Another issue raised in our inquiry was concerns with the Tiwi Land Council. To be honest about it, we need to now actually say there are problems in terms of transparency and decision making. We had an in camera meeting with a couple of dozen women. From memory, there were about 50 women in the room. They wanted the whole session to be in camera. You have to ask yourself, ‘Why?’ Why were they not confident enough to put the evidence they gave us on the public record? Why is it that they needed to speak to us in camera? Land council minutes are available, but you have to ask particular people to see them. You can only see them; you cannot copy them or take them away. The report outlines a way in which we believe the land council can be more transparent about its decision-making process and in its availability of documents so that people on the islands clearly know how decisions are made, why decisions are made and what benefits or disadvantages there are in particular economic decisions that are taken.

Finally, there is a section in the report about female representation on the land council. The committee have stopped short of making a recommendation about this; however, if you look at the very last paragraph you will see that we urge the federal minister to have a look at the concerns. The concerns are that the constitution of the Tiwi Land Council at this point in time does not proactively suggest that women should be on the land council. In fact, we heard arguments that a very patriarchal, unfriendly system is being promoted. It was suggested that that was the Aboriginal way. I have to say, that is not my experience in the Northern Territory. It is not the way the other three land councils operate. I am at a loss to think why the Tiwi Land Council believe that that is the way they can operate. My personal view is that it is an excuse to exclude women from the decision-making process. Nevertheless, it is an issue that has been raised right through the ages. John Reeves raised it in the review of the Northern Territory land rights act. The lack of women on the Tiwi Land Council has been raised in a number of inquiries and commentary in the past. As I said, the committee stopped short of making a recommendation about this, but I do have to say that I think it is time that the constitution of the Tiwi Land Council was reviewed. I think it is time that the federal minister for Indigenous affairs undertook consultations about the best way forward to ensure that women are represented on the land council.

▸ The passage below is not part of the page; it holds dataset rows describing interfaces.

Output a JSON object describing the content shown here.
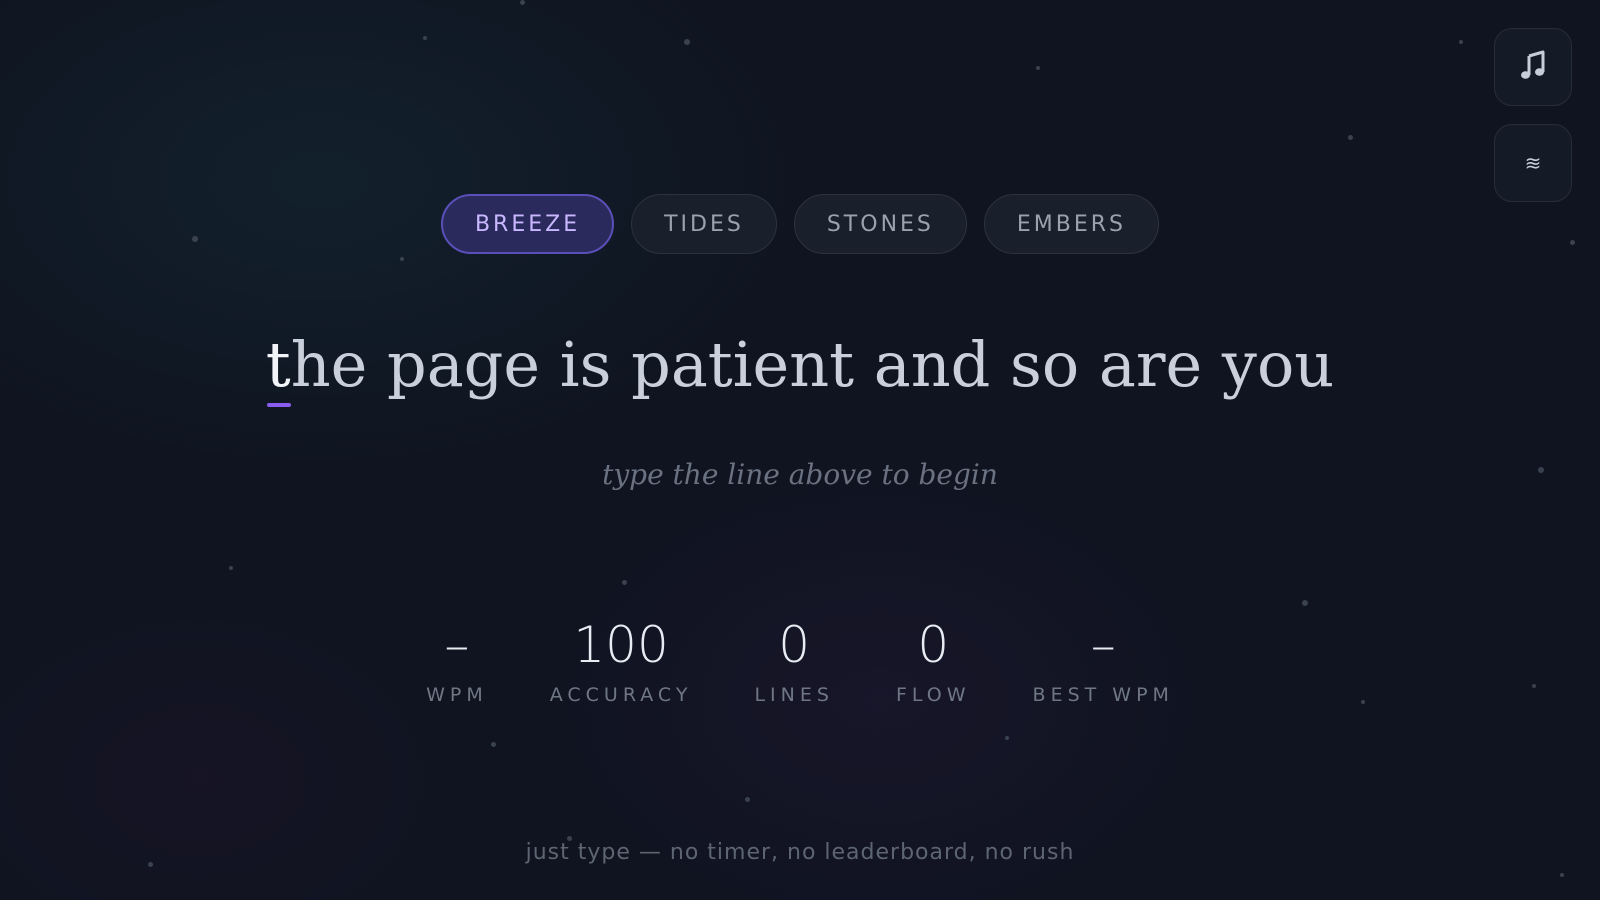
{
  "controls": {
    "music_icon": "music-note-icon",
    "ambient_icon": "waves-icon",
    "ambient_glyph": "≋"
  },
  "modes": [
    {
      "label": "BREEZE",
      "active": true
    },
    {
      "label": "TIDES",
      "active": false
    },
    {
      "label": "STONES",
      "active": false
    },
    {
      "label": "EMBERS",
      "active": false
    }
  ],
  "prompt": {
    "current_char": "t",
    "remaining": "he page is patient and so are you"
  },
  "hint": "type the line above to begin",
  "stats": [
    {
      "value": "–",
      "label": "WPM"
    },
    {
      "value": "100",
      "label": "ACCURACY"
    },
    {
      "value": "0",
      "label": "LINES"
    },
    {
      "value": "0",
      "label": "FLOW"
    },
    {
      "value": "–",
      "label": "BEST WPM"
    }
  ],
  "footer": "just type — no timer, no leaderboard, no rush",
  "colors": {
    "background": "#0f1420",
    "accent": "#8a5cf0",
    "active_mode_bg": "#2b2a5c",
    "active_mode_text": "#c9b8ff"
  }
}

So what is the future of the Tiwi forestry project? I think it is a very difficult issue. I do not believe there are the skills on the island to maintain the forestry project. Senator Birmingham is right: acres and acres of acacia mangium have been planted and it is likely that the Northern Territory government will declare it to be a weed. A run-off of this weed will happen around the island. There is concern that when these trees are cut down the price that would be obtained for the chips they emulate would be difficult. Some are suggesting there is an $80 million profit there; others are suggesting the market is saturated and that it would be hard to sustain over the long term. There are trees there; they do have to be cut down one way or the other. Whether you replace them with the same will be a decision for the Tiwi islanders. Whether you replace them with eucalypts or whether you spend the money to rehabilitate the natural growth and move on to something else is a matter for the Tiwi islanders. But, having said that, I would be very concerned if the federal government and the Northern Territory government were not heavily involved in doing a risk assessment, a business plan and a future analysis with them. I do not believe that this is up to the land council. The Tiwi islanders are on their own in determining the future of this forestry project. We have now seen it go from good to bad to worse. I seriously have doubts about its economic viability. I have doubts about its long-term employment prospects. If they are going to move forward it needs to be done with both governments. (Time expired)